fuel from fuel chambers 22.  Preferably each fuel chamber 22 has a drain plug 54; however, for fuel chambers 22 having a channel therebetween, only a single drain plug 54 on either fuel chamber 22 is needed.  A transom 44 on tank 10 allows an engine (not
shown) to be placed on the barge in emergency situations or for transportation under normal situations.  Preferably, the air from inner air chambers is expelled to create a depression for sitting.  A storage compartment 46 provides a hollow cavity for
storage of emergency supplies.


It will be apparent to those skilled in the art that many changes and substitutions can be made to the preferred embodiment herein described without departing from the spirit and scope of the present invention.

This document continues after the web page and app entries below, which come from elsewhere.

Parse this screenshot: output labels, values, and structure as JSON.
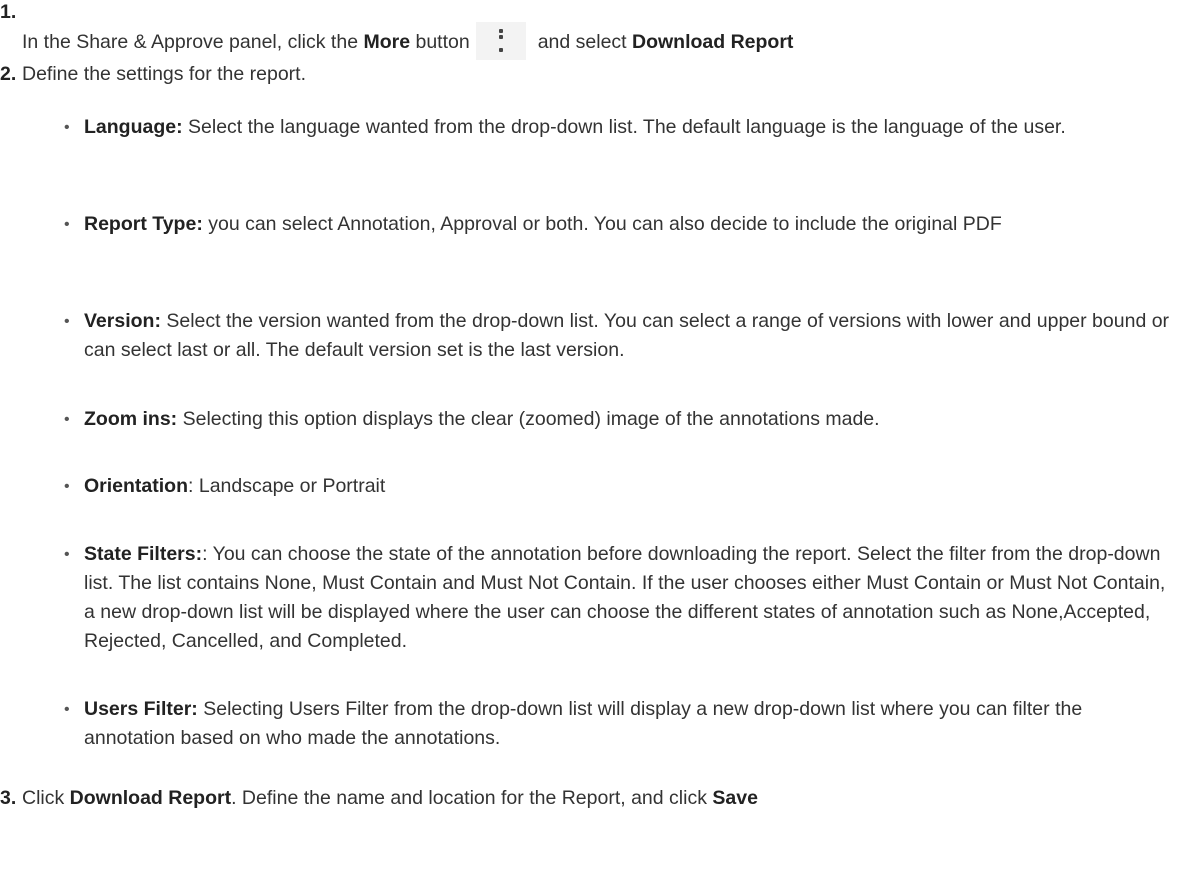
{
  "steps": [
    {
      "num": "1.",
      "pre": "In the Share & Approve panel, click the ",
      "bold1": "More",
      "mid": " button",
      "post": "and select ",
      "bold2": "Download Report",
      "icon": "more-vertical-icon"
    },
    {
      "num": "2.",
      "text": "Define the settings for the report."
    },
    {
      "num": "3.",
      "pre": "Click ",
      "bold1": "Download Report",
      "mid": ". Define the name and location for the Report, and click ",
      "bold2": "Save"
    }
  ],
  "settings": [
    {
      "label": "Language:",
      "text": " Select the language wanted from the drop-down list. The default language is the language of the user."
    },
    {
      "label": "Report Type:",
      "text": " you can select Annotation, Approval or both. You can also decide to include the original PDF"
    },
    {
      "label": "Version:",
      "text": " Select the version wanted from the drop-down list. You can select a range of versions with lower and upper bound or can select last or all. The default version set is the last version."
    },
    {
      "label": "Zoom ins:",
      "text": " Selecting this option displays the clear (zoomed) image of the annotations made."
    },
    {
      "label": "Orientation",
      "text": ": Landscape or Portrait"
    },
    {
      "label": "State Filters:",
      "text": ": You can choose the state of the annotation before downloading the report. Select the filter from the drop-down list. The list contains None, Must Contain and Must Not Contain. If the user chooses either Must Contain or Must Not Contain, a new drop-down list will be displayed where the user can choose the different states of annotation such as None,Accepted, Rejected, Cancelled, and Completed."
    },
    {
      "label": "Users Filter:",
      "text": " Selecting Users Filter from the drop-down list will display a new drop-down list where you can filter the annotation based on who made the annotations."
    }
  ],
  "bullet_glyph": "•"
}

* * * * *























				
DOCUMENT INFO
Description: 1. Field of the InventionThe present invention relates a floatable auxiliary fuel tank for a boat. In particular, the present invention relates to an auxiliary fuel tank that could also be used as a barge, dingy or converted to a life boat.2. Discussion of BackgroundYachts, pleasure boats, work boats, and other small water craft have limited fuel capacities. Typically, the fuel capacity for these types of vessels can vary from a few hundred to a thousand gallons of fuel. Unfortunately, the boat's largefuel capacity is offset by a high rate of fuel consumption. Most vessels consume more than a gallon of fuel per mile at a cruising speed of 20 knots. As a result, vessels making a long voyage need to plan them around fuel stops.In order to extend fuel capacity, many boats carry several fuel containers capable of holding between 6-55 gallons. Examples of these containers are found in U.S. Pat. No. 5,139,278 to Vlasicak and U.S. Pat. No. 5,667,113 to Clarke et al.Unfortunately, these containers occupy precious deck space on the vessel. Moreover, many other items, such as dinghies and lifeboats, also compete for vessel deck space. The storage of these various items on the deck not only creates a logisticalproblem, but also a safety hazard. Therefore, there is a need for a solution to the problem of supplying auxiliary fuel capacity that does not further complicate the problem of limited deck storage area.SUMMARY OF THE INVENTIONAccording to its major aspects and broadly stated, the present invention is a floatable fuel tank that is capable of serving as a barge, dingy or lifeboat. The term barge means a cargo-carrying vessel that is towed behind a boat, which in thiscase would be carrying fuel, while a lifeboat means a small watercraft that may serve as a boat in emergency situations or dingy for transportation in normal situations. The tank comprises a plurality of longitudinal bladders with each having alongitudinal fuel chamber and air chamber running